The deal, announced by the company and union separately, includes a provision for the union to take over $50 billion in retiree health obligations, UAW President Ron Gettelfinger said.
It also will "absolutely protect (UAW) jobs and keep jobs from being reduced," he said.
Details of the contract weren't disclosed.
GM said the agreement "paves the way for GM to significantly improve its manufacturing competitiveness, providing the basis for maintaining and strengthening its core manufacturing base in the United States."
Gettelfinger said he was "excited" to present the deal to members and hoped to win ratification by the weekend.
"It's an agreement we're proud to recommend to our membership," he told a 4 a.m. EDT news conference at UAW headquarters.
The deal sends 73,000 GM workers back to work after first national strike against GM in 30 years. Workers could return to the picket lines if the deal is voted down.

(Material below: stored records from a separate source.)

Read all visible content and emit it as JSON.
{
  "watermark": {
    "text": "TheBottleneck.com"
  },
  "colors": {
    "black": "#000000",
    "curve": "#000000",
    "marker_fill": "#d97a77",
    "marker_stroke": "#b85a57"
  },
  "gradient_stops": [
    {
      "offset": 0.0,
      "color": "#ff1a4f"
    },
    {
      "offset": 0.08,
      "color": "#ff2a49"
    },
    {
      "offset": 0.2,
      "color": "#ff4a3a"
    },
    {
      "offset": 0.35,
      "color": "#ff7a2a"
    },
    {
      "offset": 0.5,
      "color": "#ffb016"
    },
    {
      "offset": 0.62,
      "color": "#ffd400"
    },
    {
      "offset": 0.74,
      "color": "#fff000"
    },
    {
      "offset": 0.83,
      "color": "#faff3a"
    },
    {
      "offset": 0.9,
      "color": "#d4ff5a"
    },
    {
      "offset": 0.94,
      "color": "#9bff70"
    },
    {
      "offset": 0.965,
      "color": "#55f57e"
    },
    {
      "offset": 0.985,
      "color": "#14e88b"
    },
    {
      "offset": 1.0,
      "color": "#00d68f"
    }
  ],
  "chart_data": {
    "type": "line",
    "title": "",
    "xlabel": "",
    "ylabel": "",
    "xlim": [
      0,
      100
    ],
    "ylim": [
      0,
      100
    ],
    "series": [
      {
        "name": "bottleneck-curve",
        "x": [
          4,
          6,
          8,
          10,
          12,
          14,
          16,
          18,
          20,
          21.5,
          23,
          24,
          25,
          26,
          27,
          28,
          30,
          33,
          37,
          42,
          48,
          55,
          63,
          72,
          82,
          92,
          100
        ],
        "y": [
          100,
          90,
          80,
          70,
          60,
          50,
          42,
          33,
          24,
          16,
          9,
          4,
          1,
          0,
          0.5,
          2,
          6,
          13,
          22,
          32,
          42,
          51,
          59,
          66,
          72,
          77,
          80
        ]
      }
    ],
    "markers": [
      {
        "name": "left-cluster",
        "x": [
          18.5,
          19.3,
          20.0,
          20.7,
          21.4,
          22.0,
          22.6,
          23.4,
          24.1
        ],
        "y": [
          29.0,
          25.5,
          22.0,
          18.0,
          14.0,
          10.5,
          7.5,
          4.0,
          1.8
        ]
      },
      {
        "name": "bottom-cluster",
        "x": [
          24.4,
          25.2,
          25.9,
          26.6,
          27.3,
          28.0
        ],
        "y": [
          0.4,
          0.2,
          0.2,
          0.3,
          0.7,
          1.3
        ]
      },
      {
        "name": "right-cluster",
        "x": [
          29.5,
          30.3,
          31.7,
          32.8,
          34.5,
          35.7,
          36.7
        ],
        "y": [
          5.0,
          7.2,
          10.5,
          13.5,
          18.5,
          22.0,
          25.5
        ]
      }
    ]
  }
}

If union members approve the contract, the UAW will move on to the other U.S. car companies, where it traditionally tries to get similar agreements, Gettelfinger said.
He said didn't know if the UAW would bargain next with Ford Motor Co. or Chrysler LLC.